## What is required
Keep every line of the data below that has the string "this" and present those lines.

○ ○ ○ ○

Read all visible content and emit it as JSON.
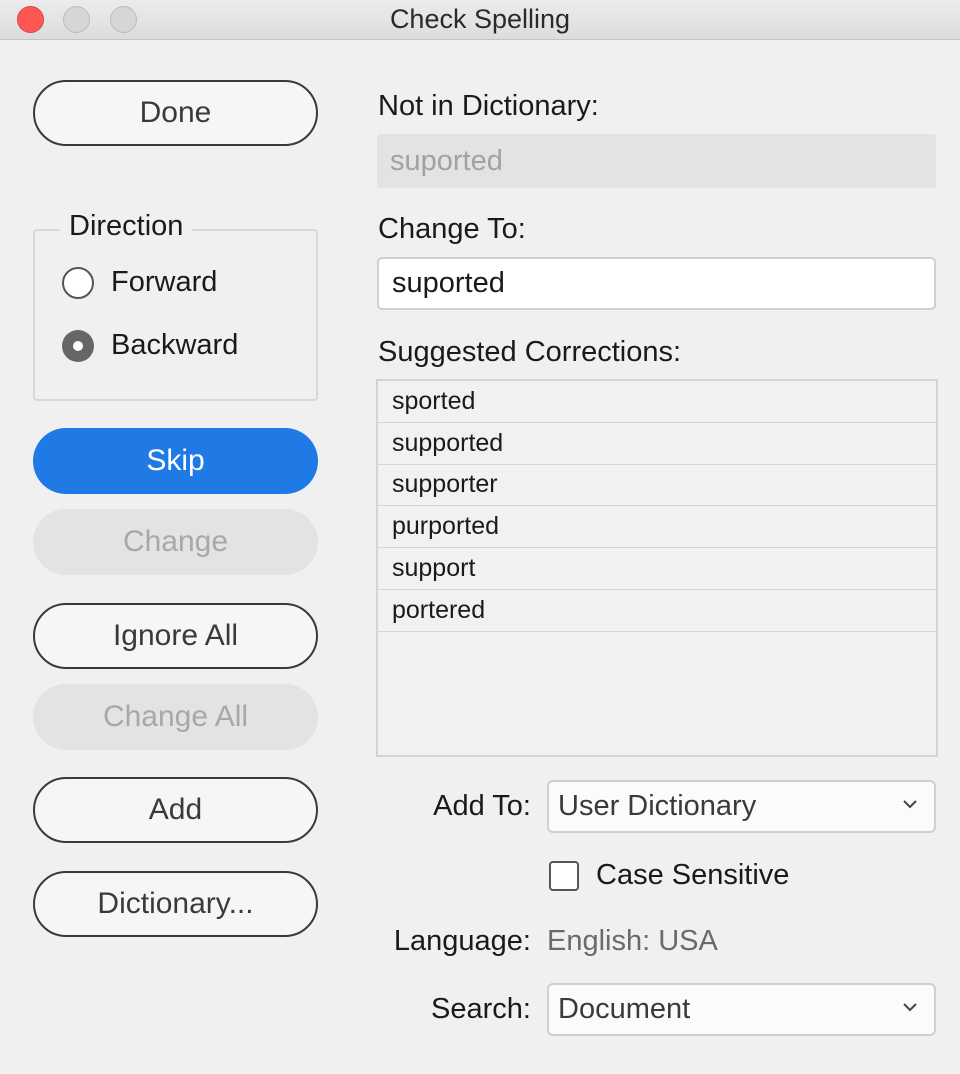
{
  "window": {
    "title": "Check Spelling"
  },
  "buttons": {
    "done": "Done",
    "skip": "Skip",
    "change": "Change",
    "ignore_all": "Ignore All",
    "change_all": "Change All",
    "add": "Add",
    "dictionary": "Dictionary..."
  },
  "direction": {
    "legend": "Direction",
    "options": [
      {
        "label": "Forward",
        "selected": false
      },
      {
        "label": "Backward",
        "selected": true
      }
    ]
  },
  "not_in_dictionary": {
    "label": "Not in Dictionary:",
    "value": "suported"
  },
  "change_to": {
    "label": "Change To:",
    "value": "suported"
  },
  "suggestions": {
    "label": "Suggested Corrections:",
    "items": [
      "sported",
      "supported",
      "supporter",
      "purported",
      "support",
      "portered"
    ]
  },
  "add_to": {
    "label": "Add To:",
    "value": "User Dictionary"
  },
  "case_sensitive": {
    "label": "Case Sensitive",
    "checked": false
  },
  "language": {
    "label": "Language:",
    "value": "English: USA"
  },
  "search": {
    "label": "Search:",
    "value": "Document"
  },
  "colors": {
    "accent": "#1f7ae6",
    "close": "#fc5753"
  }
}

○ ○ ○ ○

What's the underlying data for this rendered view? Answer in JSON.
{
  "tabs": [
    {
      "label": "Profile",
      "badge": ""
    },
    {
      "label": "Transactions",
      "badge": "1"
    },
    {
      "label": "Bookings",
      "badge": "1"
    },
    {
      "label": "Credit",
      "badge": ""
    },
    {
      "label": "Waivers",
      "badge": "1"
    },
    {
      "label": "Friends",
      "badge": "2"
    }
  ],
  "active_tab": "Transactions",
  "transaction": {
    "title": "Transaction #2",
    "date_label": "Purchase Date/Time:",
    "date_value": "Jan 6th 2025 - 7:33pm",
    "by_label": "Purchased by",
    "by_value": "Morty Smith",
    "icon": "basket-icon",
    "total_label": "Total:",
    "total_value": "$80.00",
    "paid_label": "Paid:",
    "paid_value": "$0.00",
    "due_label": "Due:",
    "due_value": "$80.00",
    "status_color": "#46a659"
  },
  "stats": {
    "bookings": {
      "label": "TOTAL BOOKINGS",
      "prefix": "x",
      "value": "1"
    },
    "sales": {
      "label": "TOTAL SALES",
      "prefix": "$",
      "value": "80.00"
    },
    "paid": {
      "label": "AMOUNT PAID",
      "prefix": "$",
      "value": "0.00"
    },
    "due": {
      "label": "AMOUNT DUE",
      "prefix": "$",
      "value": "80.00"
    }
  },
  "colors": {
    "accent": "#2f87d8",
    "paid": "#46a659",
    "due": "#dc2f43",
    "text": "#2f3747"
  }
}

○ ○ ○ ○

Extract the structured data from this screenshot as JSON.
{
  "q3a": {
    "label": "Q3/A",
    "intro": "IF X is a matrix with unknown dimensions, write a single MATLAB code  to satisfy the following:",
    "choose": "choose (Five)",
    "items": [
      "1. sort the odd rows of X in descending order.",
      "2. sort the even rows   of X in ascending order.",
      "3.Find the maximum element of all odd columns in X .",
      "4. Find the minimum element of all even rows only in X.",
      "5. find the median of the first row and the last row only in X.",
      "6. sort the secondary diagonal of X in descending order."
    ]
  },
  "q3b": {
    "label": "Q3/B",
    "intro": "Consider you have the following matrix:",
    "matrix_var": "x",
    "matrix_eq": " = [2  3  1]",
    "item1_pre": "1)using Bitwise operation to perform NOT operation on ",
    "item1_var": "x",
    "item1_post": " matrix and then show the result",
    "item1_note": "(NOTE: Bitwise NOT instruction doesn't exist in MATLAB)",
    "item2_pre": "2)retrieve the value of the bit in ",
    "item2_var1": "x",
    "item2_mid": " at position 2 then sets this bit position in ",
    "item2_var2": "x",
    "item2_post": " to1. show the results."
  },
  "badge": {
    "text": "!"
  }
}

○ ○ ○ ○

## Exercise answer
What's the underlying data for this rendered view? Answer in JSON.
Extract the structured data from this screenshot as JSON.
    "item2_mid": " at position 2 then sets this bit position in ",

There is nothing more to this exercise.